* TASK INSTRUCTIONS *
Below is a block of records: output all of them exactly and leave out the pictures.

* DATA SHOWN *
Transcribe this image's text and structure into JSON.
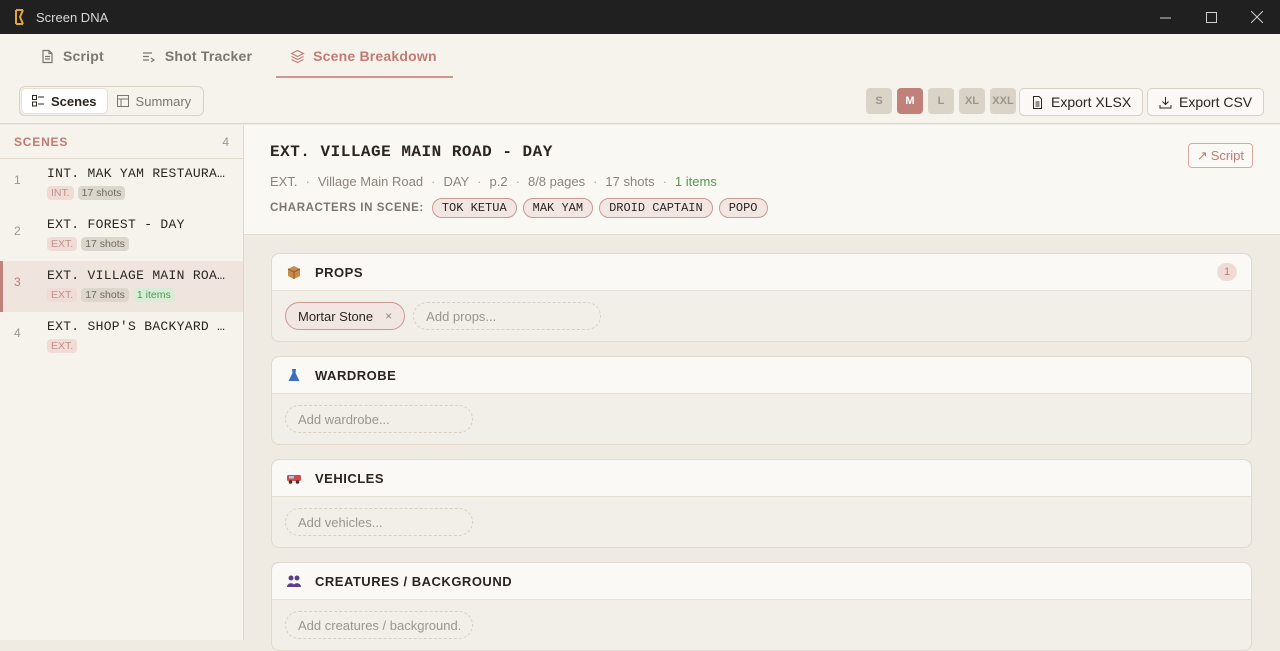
{
  "window": {
    "title": "Screen DNA"
  },
  "tabs": [
    {
      "label": "Script",
      "active": false
    },
    {
      "label": "Shot Tracker",
      "active": false
    },
    {
      "label": "Scene Breakdown",
      "active": true
    }
  ],
  "view_toggle": {
    "scenes_label": "Scenes",
    "summary_label": "Summary",
    "active": "Scenes"
  },
  "sizes": [
    "S",
    "M",
    "L",
    "XL",
    "XXL"
  ],
  "selected_size": "M",
  "export": {
    "xlsx_label": "Export XLSX",
    "csv_label": "Export CSV"
  },
  "sidebar": {
    "title": "SCENES",
    "count": "4",
    "scenes": [
      {
        "num": "1",
        "name": "INT. MAK YAM RESTAURANT",
        "tags": [
          "INT.",
          "17 shots"
        ]
      },
      {
        "num": "2",
        "name": "EXT. FOREST - DAY",
        "tags": [
          "EXT.",
          "17 shots"
        ]
      },
      {
        "num": "3",
        "name": "EXT. VILLAGE MAIN ROAD - DAY",
        "tags": [
          "EXT.",
          "17 shots",
          "1 items"
        ],
        "selected": true
      },
      {
        "num": "4",
        "name": "EXT. SHOP'S BACKYARD - DAY",
        "tags": [
          "EXT."
        ]
      }
    ]
  },
  "scene": {
    "title": "EXT. VILLAGE MAIN ROAD - DAY",
    "meta": [
      "EXT.",
      "Village Main Road",
      "DAY",
      "p.2",
      "8/8 pages",
      "17 shots"
    ],
    "items_text": "1 items",
    "characters_label": "CHARACTERS IN SCENE:",
    "characters": [
      "TOK KETUA",
      "MAK YAM",
      "DROID CAPTAIN",
      "POPO"
    ],
    "script_link": "Script"
  },
  "categories": [
    {
      "title": "PROPS",
      "icon": "package-icon",
      "count": "1",
      "items": [
        "Mortar Stone"
      ],
      "placeholder": "Add props..."
    },
    {
      "title": "WARDROBE",
      "icon": "dress-icon",
      "count": "",
      "items": [],
      "placeholder": "Add wardrobe..."
    },
    {
      "title": "VEHICLES",
      "icon": "vehicle-icon",
      "count": "",
      "items": [],
      "placeholder": "Add vehicles..."
    },
    {
      "title": "CREATURES / BACKGROUND",
      "icon": "people-icon",
      "count": "",
      "items": [],
      "placeholder": "Add creatures / background..."
    }
  ],
  "colors": {
    "accent": "#c27b74",
    "size_active": "#c0817a",
    "green": "#4f9a50"
  }
}
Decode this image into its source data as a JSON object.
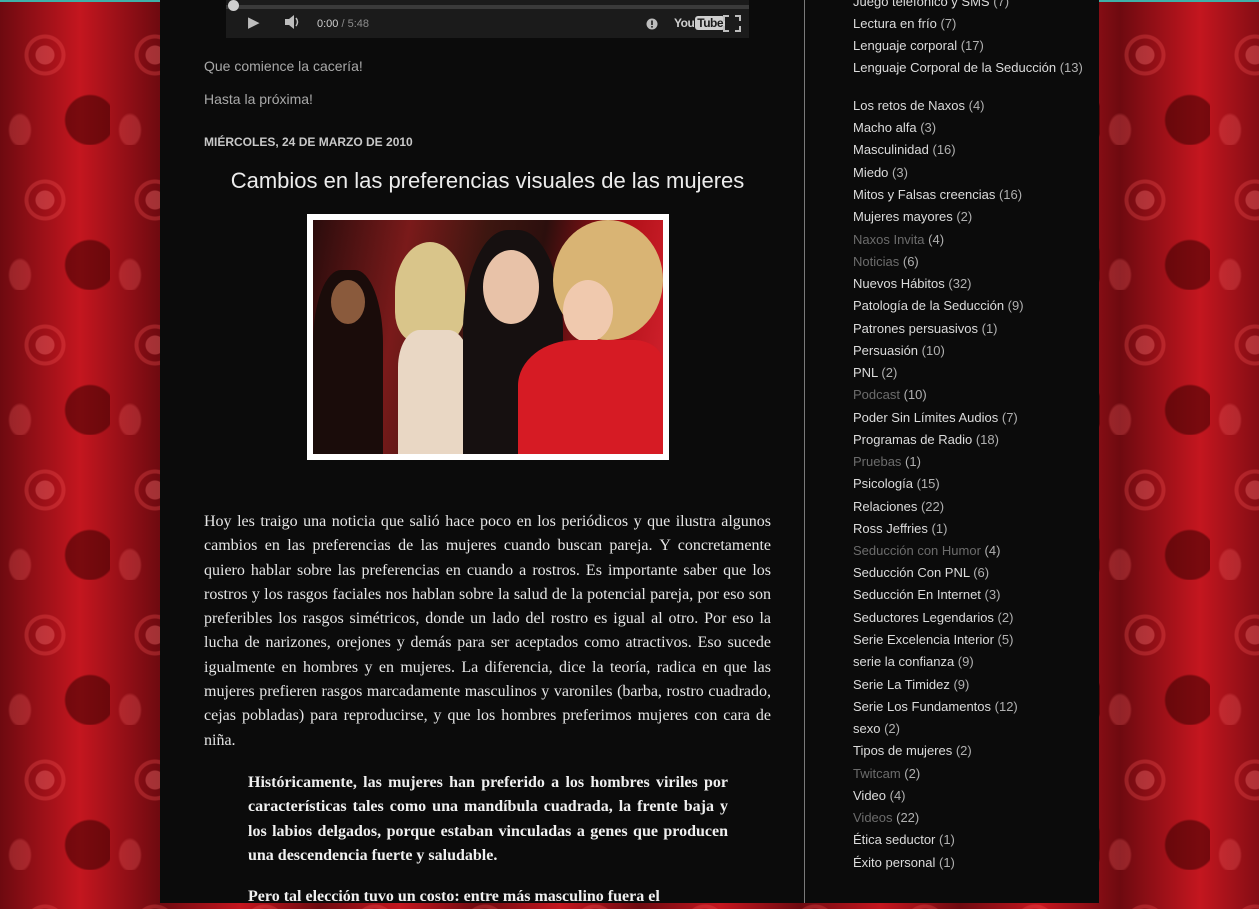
{
  "player": {
    "current_time": "0:00",
    "separator": "/",
    "duration": "5:48",
    "icons": [
      "play-icon",
      "volume-icon",
      "info-icon",
      "youtube-logo",
      "fullscreen-icon"
    ],
    "logo_text_a": "You",
    "logo_text_b": "Tube"
  },
  "post_end": {
    "line1": "Que comience la cacería!",
    "line2": "Hasta la próxima!"
  },
  "post": {
    "date": "MIÉRCOLES, 24 DE MARZO DE 2010",
    "title": "Cambios en las preferencias visuales de las mujeres",
    "body": "Hoy les traigo una noticia que salió hace poco en los periódicos y que ilustra algunos cambios en las preferencias de las mujeres cuando buscan pareja. Y concretamente quiero hablar sobre las preferencias en cuando a rostros. Es importante saber que los rostros y los rasgos faciales nos hablan sobre la salud de la potencial pareja, por eso son preferibles los rasgos simétricos, donde un lado del rostro es igual al otro. Por eso la lucha de narizones, orejones y demás para ser aceptados como atractivos. Eso sucede igualmente en hombres y en mujeres. La diferencia, dice la teoría, radica en que las mujeres prefieren rasgos marcadamente masculinos y varoniles (barba, rostro cuadrado, cejas pobladas) para reproducirse, y que los hombres preferimos mujeres con cara de niña.",
    "quote": "Históricamente, las mujeres han preferido a los hombres viriles por características tales como una mandíbula cuadrada, la frente baja y los labios delgados, porque estaban vinculadas a genes que producen una descendencia fuerte y saludable.",
    "quote_cont": "Pero tal elección tuvo un costo: entre más masculino fuera el"
  },
  "colors": {
    "background_red": "#b5121b",
    "panel": "#0b0b0b",
    "link": "#dcdcdc",
    "visited_link": "#6c6c6c"
  },
  "sidebar": {
    "labels": [
      {
        "name": "Juego telefónico y SMS",
        "count": "(7)",
        "visited": false
      },
      {
        "name": "Lectura en frío",
        "count": "(7)",
        "visited": false
      },
      {
        "name": "Lenguaje corporal",
        "count": "(17)",
        "visited": false
      },
      {
        "name": "Lenguaje Corporal de la Seducción",
        "count": "(13)",
        "visited": false
      },
      {
        "name": "Los retos de Naxos",
        "count": "(4)",
        "visited": false
      },
      {
        "name": "Macho alfa",
        "count": "(3)",
        "visited": false
      },
      {
        "name": "Masculinidad",
        "count": "(16)",
        "visited": false
      },
      {
        "name": "Miedo",
        "count": "(3)",
        "visited": false
      },
      {
        "name": "Mitos y Falsas creencias",
        "count": "(16)",
        "visited": false
      },
      {
        "name": "Mujeres mayores",
        "count": "(2)",
        "visited": false
      },
      {
        "name": "Naxos Invita",
        "count": "(4)",
        "visited": true
      },
      {
        "name": "Noticias",
        "count": "(6)",
        "visited": true
      },
      {
        "name": "Nuevos Hábitos",
        "count": "(32)",
        "visited": false
      },
      {
        "name": "Patología de la Seducción",
        "count": "(9)",
        "visited": false
      },
      {
        "name": "Patrones persuasivos",
        "count": "(1)",
        "visited": false
      },
      {
        "name": "Persuasión",
        "count": "(10)",
        "visited": false
      },
      {
        "name": "PNL",
        "count": "(2)",
        "visited": false
      },
      {
        "name": "Podcast",
        "count": "(10)",
        "visited": true
      },
      {
        "name": "Poder Sin Límites Audios",
        "count": "(7)",
        "visited": false
      },
      {
        "name": "Programas de Radio",
        "count": "(18)",
        "visited": false
      },
      {
        "name": "Pruebas",
        "count": "(1)",
        "visited": true
      },
      {
        "name": "Psicología",
        "count": "(15)",
        "visited": false
      },
      {
        "name": "Relaciones",
        "count": "(22)",
        "visited": false
      },
      {
        "name": "Ross Jeffries",
        "count": "(1)",
        "visited": false
      },
      {
        "name": "Seducción con Humor",
        "count": "(4)",
        "visited": true
      },
      {
        "name": "Seducción Con PNL",
        "count": "(6)",
        "visited": false
      },
      {
        "name": "Seducción En Internet",
        "count": "(3)",
        "visited": false
      },
      {
        "name": "Seductores Legendarios",
        "count": "(2)",
        "visited": false
      },
      {
        "name": "Serie Excelencia Interior",
        "count": "(5)",
        "visited": false
      },
      {
        "name": "serie la confianza",
        "count": "(9)",
        "visited": false
      },
      {
        "name": "Serie La Timidez",
        "count": "(9)",
        "visited": false
      },
      {
        "name": "Serie Los Fundamentos",
        "count": "(12)",
        "visited": false
      },
      {
        "name": "sexo",
        "count": "(2)",
        "visited": false
      },
      {
        "name": "Tipos de mujeres",
        "count": "(2)",
        "visited": false
      },
      {
        "name": "Twitcam",
        "count": "(2)",
        "visited": true
      },
      {
        "name": "Video",
        "count": "(4)",
        "visited": false
      },
      {
        "name": "Videos",
        "count": "(22)",
        "visited": true
      },
      {
        "name": "Ética seductor",
        "count": "(1)",
        "visited": false
      },
      {
        "name": "Éxito personal",
        "count": "(1)",
        "visited": false
      }
    ]
  }
}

* RESPONSE AREA *
Transcribe this image's text and structure into JSON.
{
  "window": {
    "title": "Screen DNA"
  },
  "tabs": [
    {
      "label": "Script",
      "active": false
    },
    {
      "label": "Shot Tracker",
      "active": false
    },
    {
      "label": "Scene Breakdown",
      "active": true
    }
  ],
  "view_toggle": {
    "scenes_label": "Scenes",
    "summary_label": "Summary",
    "active": "Scenes"
  },
  "sizes": [
    "S",
    "M",
    "L",
    "XL",
    "XXL"
  ],
  "selected_size": "M",
  "export": {
    "xlsx_label": "Export XLSX",
    "csv_label": "Export CSV"
  },
  "sidebar": {
    "title": "SCENES",
    "count": "4",
    "scenes": [
      {
        "num": "1",
        "name": "INT. MAK YAM RESTAURANT",
        "tags": [
          "INT.",
          "17 shots"
        ]
      },
      {
        "num": "2",
        "name": "EXT. FOREST - DAY",
        "tags": [
          "EXT.",
          "17 shots"
        ]
      },
      {
        "num": "3",
        "name": "EXT. VILLAGE MAIN ROAD - DAY",
        "tags": [
          "EXT.",
          "17 shots",
          "1 items"
        ],
        "selected": true
      },
      {
        "num": "4",
        "name": "EXT. SHOP'S BACKYARD - DAY",
        "tags": [
          "EXT."
        ]
      }
    ]
  },
  "scene": {
    "title": "EXT. VILLAGE MAIN ROAD - DAY",
    "meta": [
      "EXT.",
      "Village Main Road",
      "DAY",
      "p.2",
      "8/8 pages",
      "17 shots"
    ],
    "items_text": "1 items",
    "characters_label": "CHARACTERS IN SCENE:",
    "characters": [
      "TOK KETUA",
      "MAK YAM",
      "DROID CAPTAIN",
      "POPO"
    ],
    "script_link": "Script"
  },
  "categories": [
    {
      "title": "PROPS",
      "icon": "package-icon",
      "count": "1",
      "items": [
        "Mortar Stone"
      ],
      "placeholder": "Add props..."
    },
    {
      "title": "WARDROBE",
      "icon": "dress-icon",
      "count": "",
      "items": [],
      "placeholder": "Add wardrobe..."
    },
    {
      "title": "VEHICLES",
      "icon": "vehicle-icon",
      "count": "",
      "items": [],
      "placeholder": "Add vehicles..."
    },
    {
      "title": "CREATURES / BACKGROUND",
      "icon": "people-icon",
      "count": "",
      "items": [],
      "placeholder": "Add creatures / background..."
    }
  ],
  "colors": {
    "accent": "#c27b74",
    "size_active": "#c0817a",
    "green": "#4f9a50"
  }
}
Decode this image into its source data as a JSON object.
{
  "player": {
    "current_time": "0:00",
    "separator": "/",
    "duration": "5:48",
    "icons": [
      "play-icon",
      "volume-icon",
      "info-icon",
      "youtube-logo",
      "fullscreen-icon"
    ],
    "logo_text_a": "You",
    "logo_text_b": "Tube"
  },
  "post_end": {
    "line1": "Que comience la cacería!",
    "line2": "Hasta la próxima!"
  },
  "post": {
    "date": "MIÉRCOLES, 24 DE MARZO DE 2010",
    "title": "Cambios en las preferencias visuales de las mujeres",
    "body": "Hoy les traigo una noticia que salió hace poco en los periódicos y que ilustra algunos cambios en las preferencias de las mujeres cuando buscan pareja. Y concretamente quiero hablar sobre las preferencias en cuando a rostros. Es importante saber que los rostros y los rasgos faciales nos hablan sobre la salud de la potencial pareja, por eso son preferibles los rasgos simétricos, donde un lado del rostro es igual al otro. Por eso la lucha de narizones, orejones y demás para ser aceptados como atractivos. Eso sucede igualmente en hombres y en mujeres. La diferencia, dice la teoría, radica en que las mujeres prefieren rasgos marcadamente masculinos y varoniles (barba, rostro cuadrado, cejas pobladas) para reproducirse, y que los hombres preferimos mujeres con cara de niña.",
    "quote": "Históricamente, las mujeres han preferido a los hombres viriles por características tales como una mandíbula cuadrada, la frente baja y los labios delgados, porque estaban vinculadas a genes que producen una descendencia fuerte y saludable.",
    "quote_cont": "Pero tal elección tuvo un costo: entre más masculino fuera el"
  },
  "colors": {
    "background_red": "#b5121b",
    "panel": "#0b0b0b",
    "link": "#dcdcdc",
    "visited_link": "#6c6c6c"
  },
  "sidebar": {
    "labels": [
      {
        "name": "Juego telefónico y SMS",
        "count": "(7)",
        "visited": false
      },
      {
        "name": "Lectura en frío",
        "count": "(7)",
        "visited": false
      },
      {
        "name": "Lenguaje corporal",
        "count": "(17)",
        "visited": false
      },
      {
        "name": "Lenguaje Corporal de la Seducción",
        "count": "(13)",
        "visited": false
      },
      {
        "name": "Los retos de Naxos",
        "count": "(4)",
        "visited": false
      },
      {
        "name": "Macho alfa",
        "count": "(3)",
        "visited": false
      },
      {
        "name": "Masculinidad",
        "count": "(16)",
        "visited": false
      },
      {
        "name": "Miedo",
        "count": "(3)",
        "visited": false
      },
      {
        "name": "Mitos y Falsas creencias",
        "count": "(16)",
        "visited": false
      },
      {
        "name": "Mujeres mayores",
        "count": "(2)",
        "visited": false
      },
      {
        "name": "Naxos Invita",
        "count": "(4)",
        "visited": true
      },
      {
        "name": "Noticias",
        "count": "(6)",
        "visited": true
      },
      {
        "name": "Nuevos Hábitos",
        "count": "(32)",
        "visited": false
      },
      {
        "name": "Patología de la Seducción",
        "count": "(9)",
        "visited": false
      },
      {
        "name": "Patrones persuasivos",
        "count": "(1)",
        "visited": false
      },
      {
        "name": "Persuasión",
        "count": "(10)",
        "visited": false
      },
      {
        "name": "PNL",
        "count": "(2)",
        "visited": false
      },
      {
        "name": "Podcast",
        "count": "(10)",
        "visited": true
      },
      {
        "name": "Poder Sin Límites Audios",
        "count": "(7)",
        "visited": false
      },
      {
        "name": "Programas de Radio",
        "count": "(18)",
        "visited": false
      },
      {
        "name": "Pruebas",
        "count": "(1)",
        "visited": true
      },
      {
        "name": "Psicología",
        "count": "(15)",
        "visited": false
      },
      {
        "name": "Relaciones",
        "count": "(22)",
        "visited": false
      },
      {
        "name": "Ross Jeffries",
        "count": "(1)",
        "visited": false
      },
      {
        "name": "Seducción con Humor",
        "count": "(4)",
        "visited": true
      },
      {
        "name": "Seducción Con PNL",
        "count": "(6)",
        "visited": false
      },
      {
        "name": "Seducción En Internet",
        "count": "(3)",
        "visited": false
      },
      {
        "name": "Seductores Legendarios",
        "count": "(2)",
        "visited": false
      },
      {
        "name": "Serie Excelencia Interior",
        "count": "(5)",
        "visited": false
      },
      {
        "name": "serie la confianza",
        "count": "(9)",
        "visited": false
      },
      {
        "name": "Serie La Timidez",
        "count": "(9)",
        "visited": false
      },
      {
        "name": "Serie Los Fundamentos",
        "count": "(12)",
        "visited": false
      },
      {
        "name": "sexo",
        "count": "(2)",
        "visited": false
      },
      {
        "name": "Tipos de mujeres",
        "count": "(2)",
        "visited": false
      },
      {
        "name": "Twitcam",
        "count": "(2)",
        "visited": true
      },
      {
        "name": "Video",
        "count": "(4)",
        "visited": false
      },
      {
        "name": "Videos",
        "count": "(22)",
        "visited": true
      },
      {
        "name": "Ética seductor",
        "count": "(1)",
        "visited": false
      },
      {
        "name": "Éxito personal",
        "count": "(1)",
        "visited": false
      }
    ]
  }
}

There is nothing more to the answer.